The desire to see one’s children excel and succeed is a universal human constant. From small pacific islands, to New York City and back again across the globe, loving parents are sitting down, likely at this very moment, and fretting over how to best prepare their offspring for a thriving future. This week on the blog, we will take a look at how different folks from around the world handle the troubling and profound question: how do I give my kids the best education possible?

Education in China and Korea

China and Korea have an educational tradition that goes back for millennia. Based on Confucian practices revolving around a civil servant exam, these education systems are highly standardized in an attempt to give each individual in a dense and highly populated area the exact same chance to show his or her aptitude.

Students in these places have long school hours, sometimes attending class until late at night and over the weekend. While these kind of demanding curriculum place what is arguably a draconian amount of pressure on young people, the proof of its effectiveness is in the pudding. Both of these countries have had enormous rates of development and modernization over the past few decades, and much of this is thought to be due to their highly educated population.

Education in the Netherlands

Studies show that children who start school a bit later (4-5) tend to do a little bit better facing the demands and pressures of the classroom, which leads to better academic outcomes all around. Well, leave it to the Dutch to take a good idea and run with it. Kids in the Netherlands tend to have an extended amount of time to stay at home and develop with Mom and Dad before they are thrust into the public school system. No surprise that Dutch children seem to arrive at school with a bit more maturity and confidence. 

Education in Japan

Japan is no stranger to cool and interesting schools of philosophical thought– and their school system is no different. When it comes to Japanese academics, there is often a heavy focus on morality, ethics, and doing right by one’s community. Kids in Japanese schools are responsible for doing the cleaning in their classrooms, teaching them a sense of responsibility and pride. This is a pretty cool approach, and as any visitor to Japan comes to learn, the Land of the Rising Son has one of the lowest rates of crime in the world. Could a nationwide sense of morality be the cause?  Experts haven’t necessarily proven this through research, but we can totally see the connection.
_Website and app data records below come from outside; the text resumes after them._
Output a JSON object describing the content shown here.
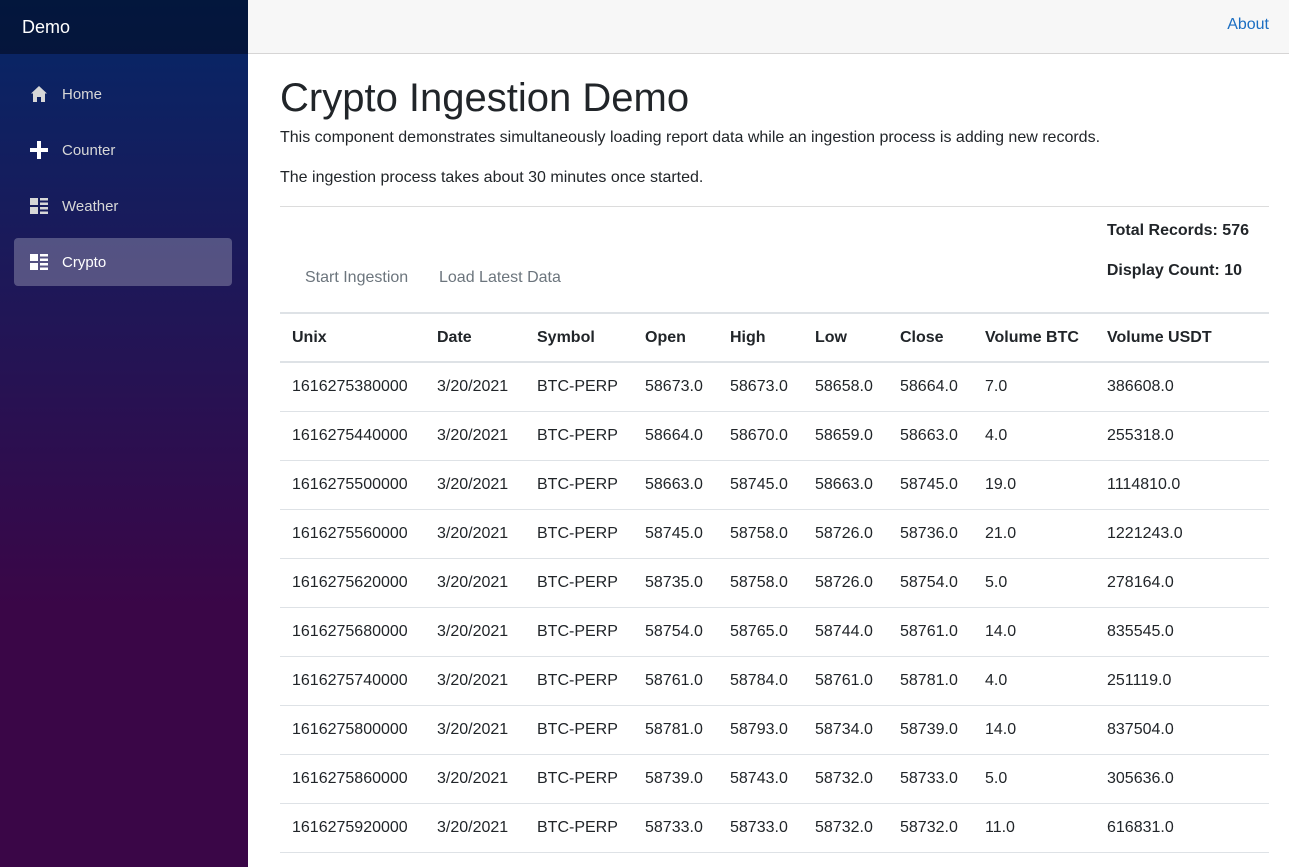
{
  "app": {
    "brand": "Demo"
  },
  "nav": [
    {
      "label": "Home",
      "icon": "home-icon",
      "active": false
    },
    {
      "label": "Counter",
      "icon": "plus-icon",
      "active": false
    },
    {
      "label": "Weather",
      "icon": "list-rich-icon",
      "active": false
    },
    {
      "label": "Crypto",
      "icon": "list-rich-icon",
      "active": true
    }
  ],
  "topbar": {
    "about": "About"
  },
  "page": {
    "title": "Crypto Ingestion Demo",
    "description": "This component demonstrates simultaneously loading report data while an ingestion process is adding new records.",
    "note": "The ingestion process takes about 30 minutes once started."
  },
  "controls": {
    "start_label": "Start Ingestion",
    "load_label": "Load Latest Data",
    "total_records": "Total Records: 576",
    "display_count": "Display Count: 10"
  },
  "table": {
    "headers": [
      "Unix",
      "Date",
      "Symbol",
      "Open",
      "High",
      "Low",
      "Close",
      "Volume BTC",
      "Volume USDT"
    ],
    "rows": [
      [
        "1616275380000",
        "3/20/2021",
        "BTC-PERP",
        "58673.0",
        "58673.0",
        "58658.0",
        "58664.0",
        "7.0",
        "386608.0"
      ],
      [
        "1616275440000",
        "3/20/2021",
        "BTC-PERP",
        "58664.0",
        "58670.0",
        "58659.0",
        "58663.0",
        "4.0",
        "255318.0"
      ],
      [
        "1616275500000",
        "3/20/2021",
        "BTC-PERP",
        "58663.0",
        "58745.0",
        "58663.0",
        "58745.0",
        "19.0",
        "1114810.0"
      ],
      [
        "1616275560000",
        "3/20/2021",
        "BTC-PERP",
        "58745.0",
        "58758.0",
        "58726.0",
        "58736.0",
        "21.0",
        "1221243.0"
      ],
      [
        "1616275620000",
        "3/20/2021",
        "BTC-PERP",
        "58735.0",
        "58758.0",
        "58726.0",
        "58754.0",
        "5.0",
        "278164.0"
      ],
      [
        "1616275680000",
        "3/20/2021",
        "BTC-PERP",
        "58754.0",
        "58765.0",
        "58744.0",
        "58761.0",
        "14.0",
        "835545.0"
      ],
      [
        "1616275740000",
        "3/20/2021",
        "BTC-PERP",
        "58761.0",
        "58784.0",
        "58761.0",
        "58781.0",
        "4.0",
        "251119.0"
      ],
      [
        "1616275800000",
        "3/20/2021",
        "BTC-PERP",
        "58781.0",
        "58793.0",
        "58734.0",
        "58739.0",
        "14.0",
        "837504.0"
      ],
      [
        "1616275860000",
        "3/20/2021",
        "BTC-PERP",
        "58739.0",
        "58743.0",
        "58732.0",
        "58733.0",
        "5.0",
        "305636.0"
      ],
      [
        "1616275920000",
        "3/20/2021",
        "BTC-PERP",
        "58733.0",
        "58733.0",
        "58732.0",
        "58732.0",
        "11.0",
        "616831.0"
      ]
    ]
  }
}
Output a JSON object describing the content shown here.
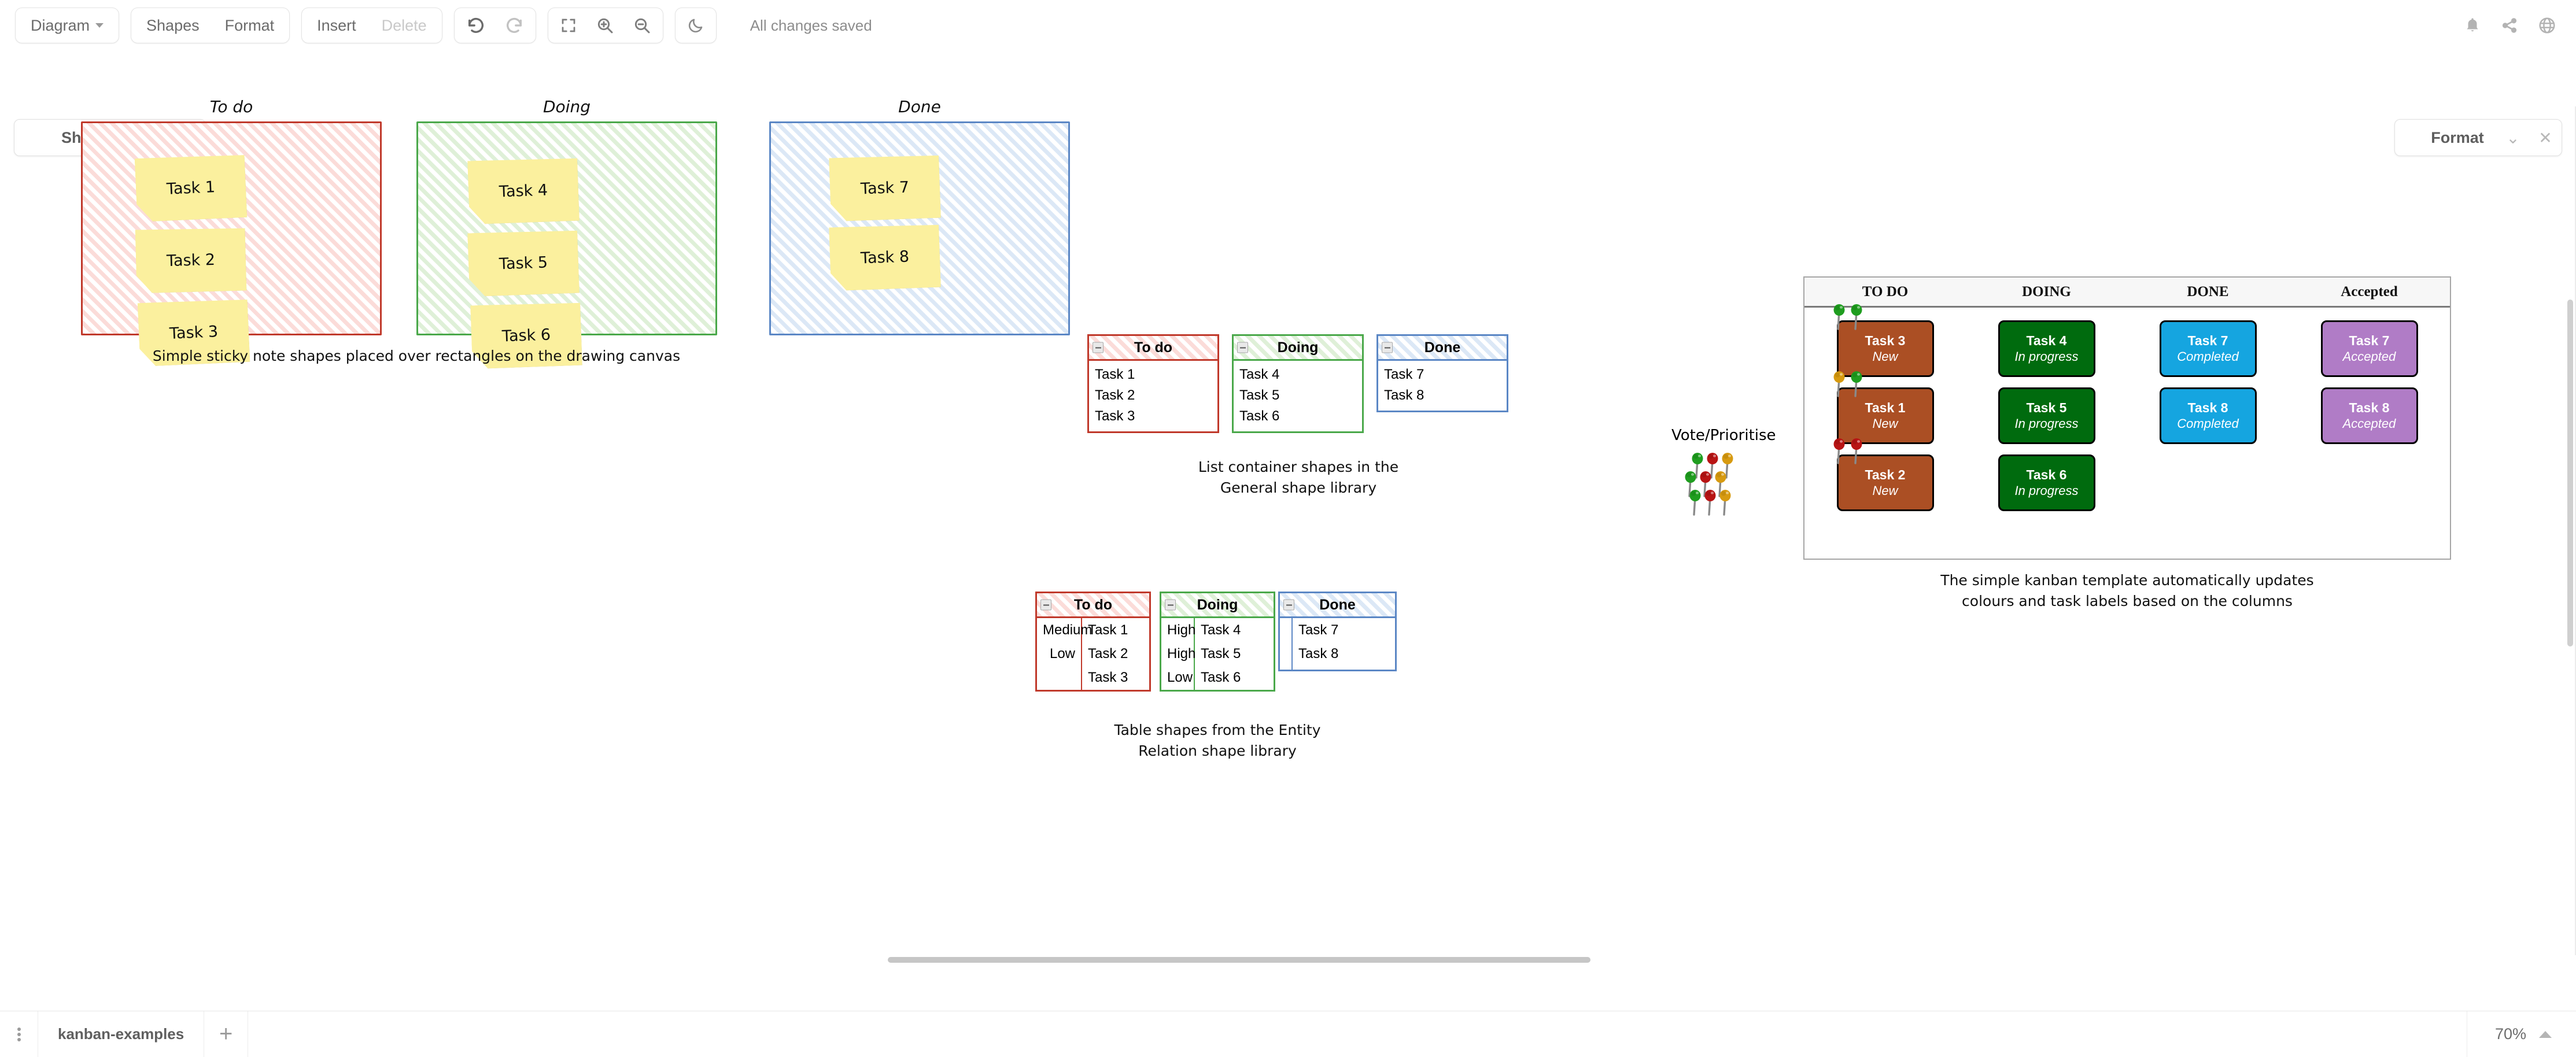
{
  "toolbar": {
    "diagram_label": "Diagram",
    "shapes_label": "Shapes",
    "format_label": "Format",
    "insert_label": "Insert",
    "delete_label": "Delete",
    "undo_icon": "undo-icon",
    "redo_icon": "redo-icon",
    "fullscreen_icon": "fullscreen-icon",
    "zoom_in_icon": "zoom-in-icon",
    "zoom_out_icon": "zoom-out-icon",
    "dark_mode_icon": "moon-icon",
    "status": "All changes saved",
    "bell_icon": "bell-icon",
    "share_icon": "share-icon",
    "language_icon": "globe-icon"
  },
  "panels": {
    "shapes": {
      "title": "Shapes",
      "collapse_icon": "chevron-down-icon",
      "close_icon": "close-icon"
    },
    "format": {
      "title": "Format",
      "collapse_icon": "chevron-down-icon",
      "close_icon": "close-icon"
    }
  },
  "canvas": {
    "sticky_section": {
      "columns": [
        {
          "title": "To do",
          "color": "#c0392b",
          "fill": "#fbdcd9",
          "notes": [
            "Task 1",
            "Task 2",
            "Task 3"
          ]
        },
        {
          "title": "Doing",
          "color": "#4aa84a",
          "fill": "#dff0d8",
          "notes": [
            "Task 4",
            "Task 5",
            "Task 6"
          ]
        },
        {
          "title": "Done",
          "color": "#5b87c5",
          "fill": "#dce8f6",
          "notes": [
            "Task 7",
            "Task 8"
          ]
        }
      ],
      "caption": "Simple sticky note shapes placed over rectangles on the drawing canvas",
      "note_fill": "#fbf09e"
    },
    "list_section": {
      "lists": [
        {
          "title": "To do",
          "color": "#c0392b",
          "fill": "#fbdcd9",
          "items": [
            "Task 1",
            "Task 2",
            "Task 3"
          ]
        },
        {
          "title": "Doing",
          "color": "#4aa84a",
          "fill": "#dff0d8",
          "items": [
            "Task 4",
            "Task 5",
            "Task 6"
          ]
        },
        {
          "title": "Done",
          "color": "#5b87c5",
          "fill": "#dce8f6",
          "items": [
            "Task 7",
            "Task 8"
          ]
        }
      ],
      "caption": "List container shapes in the\nGeneral shape library"
    },
    "table_section": {
      "tables": [
        {
          "title": "To do",
          "color": "#c0392b",
          "fill": "#fbdcd9",
          "priorities": [
            "Medium",
            "Low"
          ],
          "tasks": [
            "Task 1",
            "Task 2",
            "Task 3"
          ]
        },
        {
          "title": "Doing",
          "color": "#4aa84a",
          "fill": "#dff0d8",
          "priorities": [
            "High",
            "High",
            "Low"
          ],
          "tasks": [
            "Task 4",
            "Task 5",
            "Task 6"
          ]
        },
        {
          "title": "Done",
          "color": "#5b87c5",
          "fill": "#dce8f6",
          "priorities": [],
          "tasks": [
            "Task 7",
            "Task 8"
          ]
        }
      ],
      "caption": "Table shapes from the Entity\nRelation shape library"
    },
    "vote_section": {
      "title": "Vote/Prioritise",
      "rows": [
        [
          "green",
          "red",
          "orange"
        ],
        [
          "green",
          "red",
          "orange"
        ],
        [
          "green",
          "red",
          "orange"
        ]
      ],
      "pin_colors": {
        "green": "#1f9d1f",
        "red": "#b81414",
        "orange": "#d79a10"
      }
    },
    "kanban_section": {
      "headers": [
        "TO DO",
        "DOING",
        "DONE",
        "Accepted"
      ],
      "columns": [
        {
          "name": "TO DO",
          "color": "#ab4f24",
          "cards": [
            {
              "title": "Task 3",
              "status": "New",
              "pins": [
                "green",
                "green"
              ]
            },
            {
              "title": "Task 1",
              "status": "New",
              "pins": [
                "orange",
                "green"
              ]
            },
            {
              "title": "Task 2",
              "status": "New",
              "pins": [
                "red",
                "red"
              ]
            }
          ]
        },
        {
          "name": "DOING",
          "color": "#006b0e",
          "cards": [
            {
              "title": "Task 4",
              "status": "In progress",
              "pins": []
            },
            {
              "title": "Task 5",
              "status": "In progress",
              "pins": []
            },
            {
              "title": "Task 6",
              "status": "In progress",
              "pins": []
            }
          ]
        },
        {
          "name": "DONE",
          "color": "#15a5e0",
          "cards": [
            {
              "title": "Task 7",
              "status": "Completed",
              "pins": []
            },
            {
              "title": "Task 8",
              "status": "Completed",
              "pins": []
            }
          ]
        },
        {
          "name": "Accepted",
          "color": "#b07cc6",
          "cards": [
            {
              "title": "Task 7",
              "status": "Accepted",
              "pins": []
            },
            {
              "title": "Task 8",
              "status": "Accepted",
              "pins": []
            }
          ]
        }
      ],
      "caption": "The simple kanban template automatically updates\ncolours and task labels based on the columns"
    }
  },
  "bottombar": {
    "kebab_icon": "more-options-icon",
    "tab_label": "kanban-examples",
    "add_icon": "add-page-icon",
    "zoom_level": "70%",
    "zoom_caret_icon": "caret-up-icon"
  }
}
Different Paths Leading To The Same Goal

There is a lot to learn from watching the way diverse people all take different approaches to accomplishing the same goal. Whether in a developing educational system in Africa or a highly-regarded one like in Finland, we all do the best we can to see the kids in our kids are able to develop and flourish. If there is one thing that unites us all as humans, it is by far our love for our children.